Microplastics removal from drinking water
Carbon block filters and fine sediment filters can be used to remove a great quantity of microplastics from your water.
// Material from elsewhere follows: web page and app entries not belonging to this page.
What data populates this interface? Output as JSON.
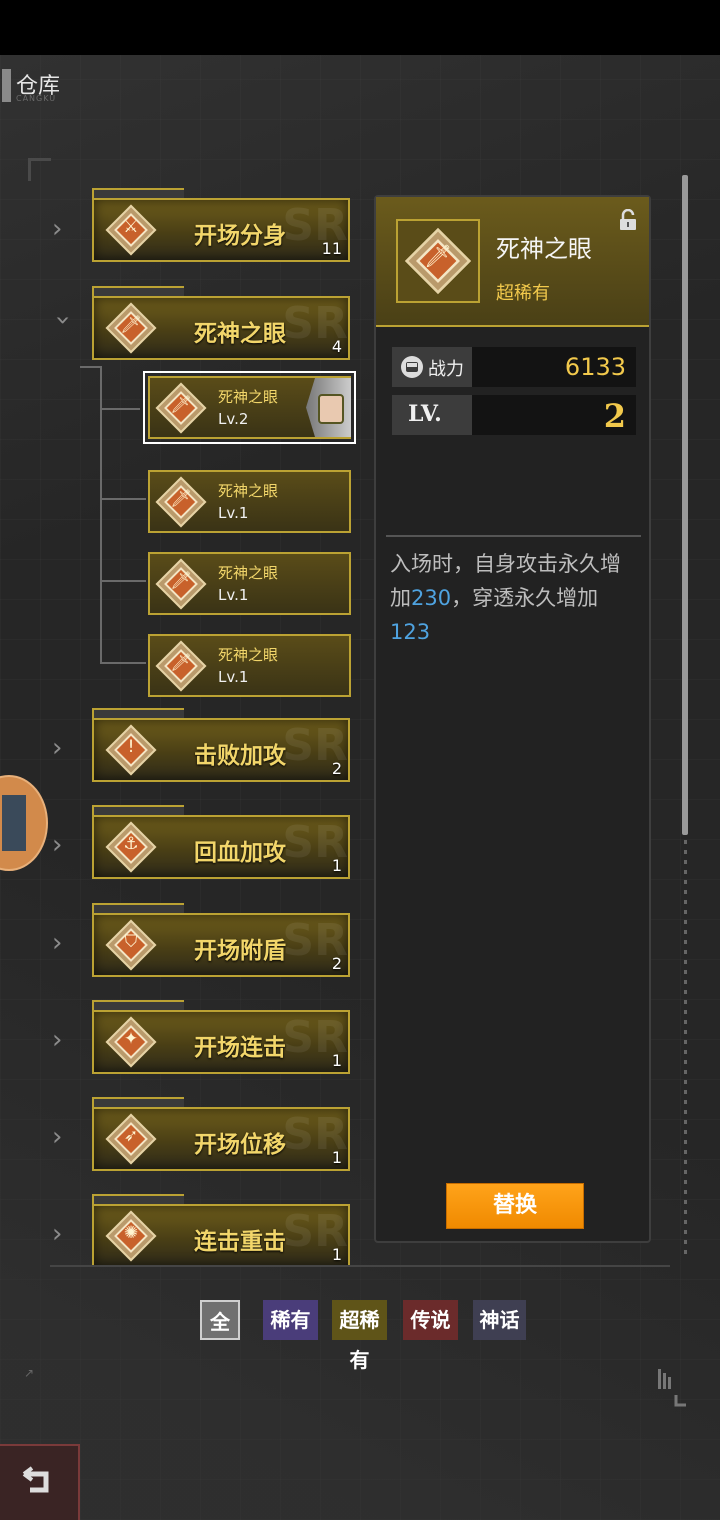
{
  "page": {
    "title": "仓库",
    "title_sub": "CANGKU"
  },
  "items": [
    {
      "name": "开场分身",
      "count": "11",
      "glyph": "⚔"
    },
    {
      "name": "死神之眼",
      "count": "4",
      "glyph": "🗡"
    },
    {
      "name": "击败加攻",
      "count": "2",
      "glyph": "!"
    },
    {
      "name": "回血加攻",
      "count": "1",
      "glyph": "⚓"
    },
    {
      "name": "开场附盾",
      "count": "2",
      "glyph": "⛉"
    },
    {
      "name": "开场连击",
      "count": "1",
      "glyph": "✦"
    },
    {
      "name": "开场位移",
      "count": "1",
      "glyph": "➶"
    },
    {
      "name": "连击重击",
      "count": "1",
      "glyph": "✺"
    }
  ],
  "subitems": [
    {
      "name": "死神之眼",
      "level": "Lv.2"
    },
    {
      "name": "死神之眼",
      "level": "Lv.1"
    },
    {
      "name": "死神之眼",
      "level": "Lv.1"
    },
    {
      "name": "死神之眼",
      "level": "Lv.1"
    }
  ],
  "detail": {
    "name": "死神之眼",
    "rarity": "超稀有",
    "power_label": "战力",
    "power_value": "6133",
    "lv_label": "LV.",
    "lv_value": "2",
    "desc_part1": "入场时，自身攻击永久增加",
    "desc_num1": "230",
    "desc_part2": "，穿透永久增加",
    "desc_num2": "123",
    "replace_label": "替换"
  },
  "filters": {
    "all": "全",
    "rare": "稀有",
    "super_rare": "超稀有",
    "legendary": "传说",
    "mythic": "神话"
  },
  "colors": {
    "accent": "#bba233",
    "gold_text": "#f2d66a",
    "button": "#ffa31a",
    "link_number": "#4fa3e0"
  }
}
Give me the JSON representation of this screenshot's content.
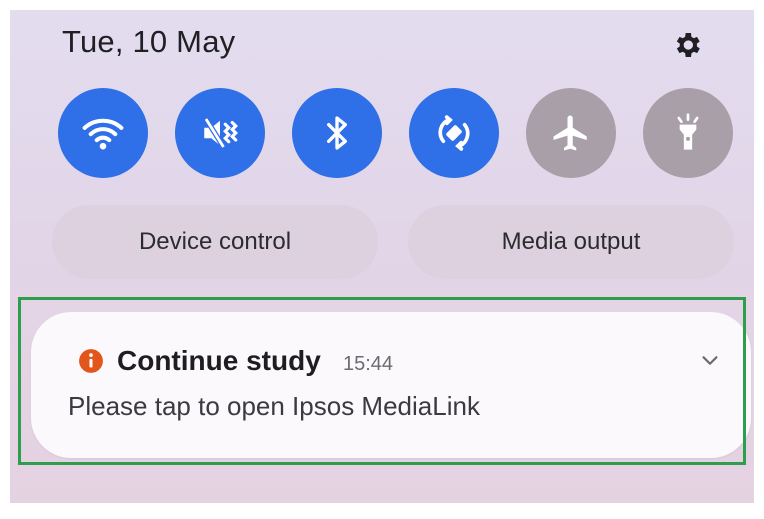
{
  "header": {
    "date": "Tue, 10 May",
    "settings_icon": "gear-icon"
  },
  "quick_toggles": [
    {
      "name": "Wi-Fi",
      "icon": "wifi-icon",
      "state": "on"
    },
    {
      "name": "Sound",
      "icon": "mute-vibrate-icon",
      "state": "on"
    },
    {
      "name": "Bluetooth",
      "icon": "bluetooth-icon",
      "state": "on"
    },
    {
      "name": "Auto rotate",
      "icon": "auto-rotate-icon",
      "state": "on"
    },
    {
      "name": "Airplane mode",
      "icon": "airplane-icon",
      "state": "off"
    },
    {
      "name": "Flashlight",
      "icon": "flashlight-icon",
      "state": "off"
    }
  ],
  "actions": {
    "device_control": "Device control",
    "media_output": "Media output"
  },
  "notification": {
    "icon": "info-icon",
    "title": "Continue study",
    "time": "15:44",
    "body": "Please tap to open Ipsos MediaLink",
    "expand_icon": "chevron-down-icon"
  },
  "colors": {
    "toggle_on": "#2f6fe8",
    "toggle_off": "#a89fa8",
    "highlight_border": "#2e9d4c",
    "info_icon": "#e2561b"
  }
}
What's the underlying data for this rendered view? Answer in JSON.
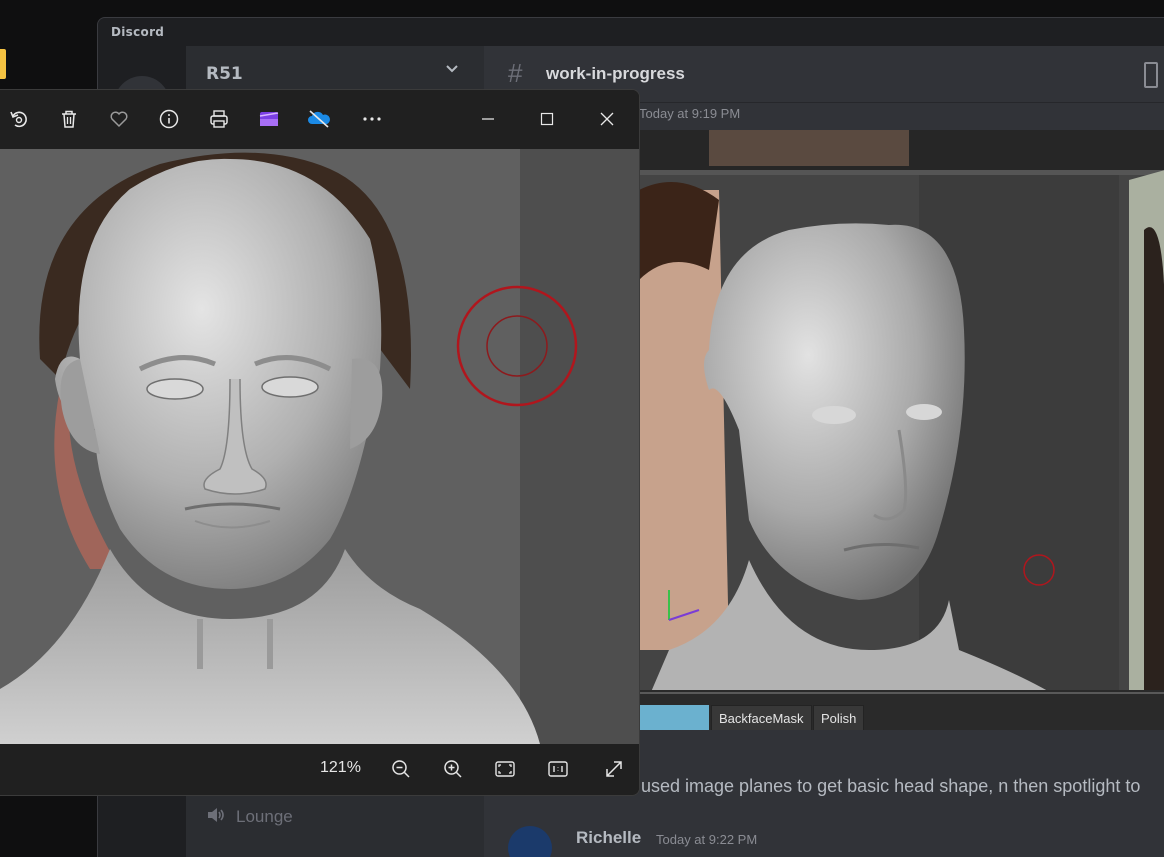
{
  "discord": {
    "app_title": "Discord",
    "server_name": "R51",
    "channel_name": "work-in-progress",
    "message_timestamp": "Today at 9:19 PM",
    "message_text": "used image planes to get basic head shape, n then spotlight to",
    "voice_channel": "Lounge",
    "next_author": "Richelle",
    "next_timestamp": "Today at 9:22 PM",
    "attachment_tabs": [
      "BackfaceMask",
      "Polish"
    ]
  },
  "viewer": {
    "toolbar_icons": [
      "rotate-icon",
      "delete-icon",
      "favorite-icon",
      "info-icon",
      "print-icon",
      "clipchamp-icon",
      "onedrive-icon",
      "more-icon",
      "minimize-icon",
      "maximize-icon",
      "close-icon"
    ],
    "zoom_level": "121%",
    "footer_icons": [
      "zoom-out-icon",
      "zoom-in-icon",
      "fit-to-window-icon",
      "actual-size-icon",
      "fullscreen-icon"
    ]
  },
  "colors": {
    "discord_bg": "#313338",
    "viewer_bg": "#202020",
    "sculpt_gray": "#bdbdbd",
    "brush_red": "#c0141b"
  }
}
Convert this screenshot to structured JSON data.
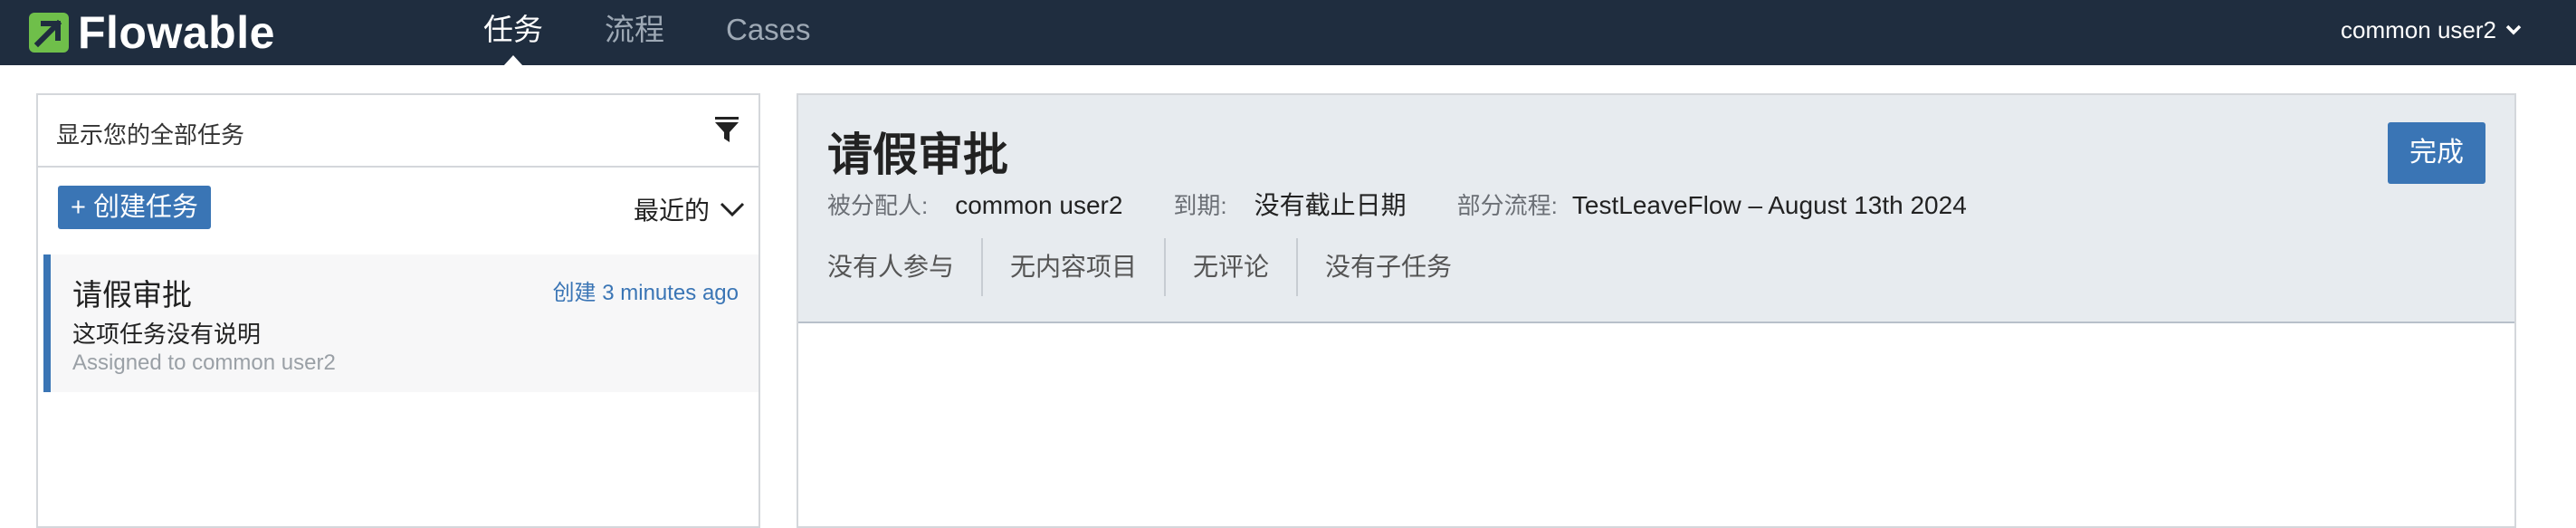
{
  "header": {
    "logo_text": "Flowable",
    "logo_color": "#6fbf4a",
    "nav": [
      {
        "label": "任务",
        "active": true
      },
      {
        "label": "流程",
        "active": false
      },
      {
        "label": "Cases",
        "active": false
      }
    ],
    "user": "common user2",
    "user_icon": "chevron-down-icon"
  },
  "task_list": {
    "filter_text": "显示您的全部任务",
    "filter_icon": "filter-icon",
    "create_button": "+ 创建任务",
    "sort_label": "最近的",
    "items": [
      {
        "title": "请假审批",
        "created": "创建 3 minutes ago",
        "description": "这项任务没有说明",
        "assigned": "Assigned to common user2"
      }
    ]
  },
  "task_detail": {
    "title": "请假审批",
    "complete_button": "完成",
    "assignee_label": "被分配人:",
    "assignee_value": "common user2",
    "due_label": "到期:",
    "due_value": "没有截止日期",
    "process_label": "部分流程:",
    "process_value": "TestLeaveFlow – August 13th 2024",
    "tabs": [
      "没有人参与",
      "无内容项目",
      "无评论",
      "没有子任务"
    ]
  },
  "colors": {
    "header_bg": "#1f2d3f",
    "accent": "#3a75b5",
    "detail_bg": "#e7ebef"
  }
}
Some of them can even remove 100%.
The Home Master Filter Pressure Performance Series uses oversized filters, housings, and fittings to ensure a good water pressure.
Multi-gradient depth polypropylene sediment filter and a radial flow granular activated carbon filter will protect your water supply from unexpected quality changes.
Home reverse osmosis systems of ultrafiltration systems will totally remove microplastics from water.
- Filters chlorine, rust, sediments, turbidity and microscopic impurities as little as 0.1 micron such as bacteria, microplastics, including sub-microplastics, all while retaining essential minerals
- Advanced 4-stage filtration process with medical-grade hollow fiber membrane
- NSF ANSI/CAN 42 standards and JIS (Japanese Industrial Standards) 3201
- This medical-grade filtration technology is capable of filtering microscopic impurities as little as 0.1 micron—that includes microplastics and even sub-microplastics!
- Manufactured by Toray Industries
- Fits most standard faucets
Why are microplastics so resistant?
It is their chemical structure, which makes them so stable and resistant, that makes plastics less susceptible to the processes that cause degradation in the environment, which are primarily carried out by microorganisms (bacteria, microscopic fungi).
Microorganisms are incapable of breaking down plastics that enter the environment, they cannot utilize and transform them as nutrients.
Plastics are also very resistant to chemical processes, and their oxidation occurs very slowly.
Why are they dangerous?
In addition to long-lasting environmental pollution, some components often create permanent changes in the genetics of living beings even at extremely low concentrations, reducing the ability to reproduce and increasing the number of mutations.
As they get smaller, they also enter the food chain, can accumulate in organisms, and represent an almost unpredictable source of danger for the future.
Plastics are unthinkable without stabilizers, plasticizers, flame retardants, colorants and other additives, otherwise hard PVC pipes or easily bendable PVC floorboards could not be made of the same material.
Additives give not only their versatility, but also their resistance.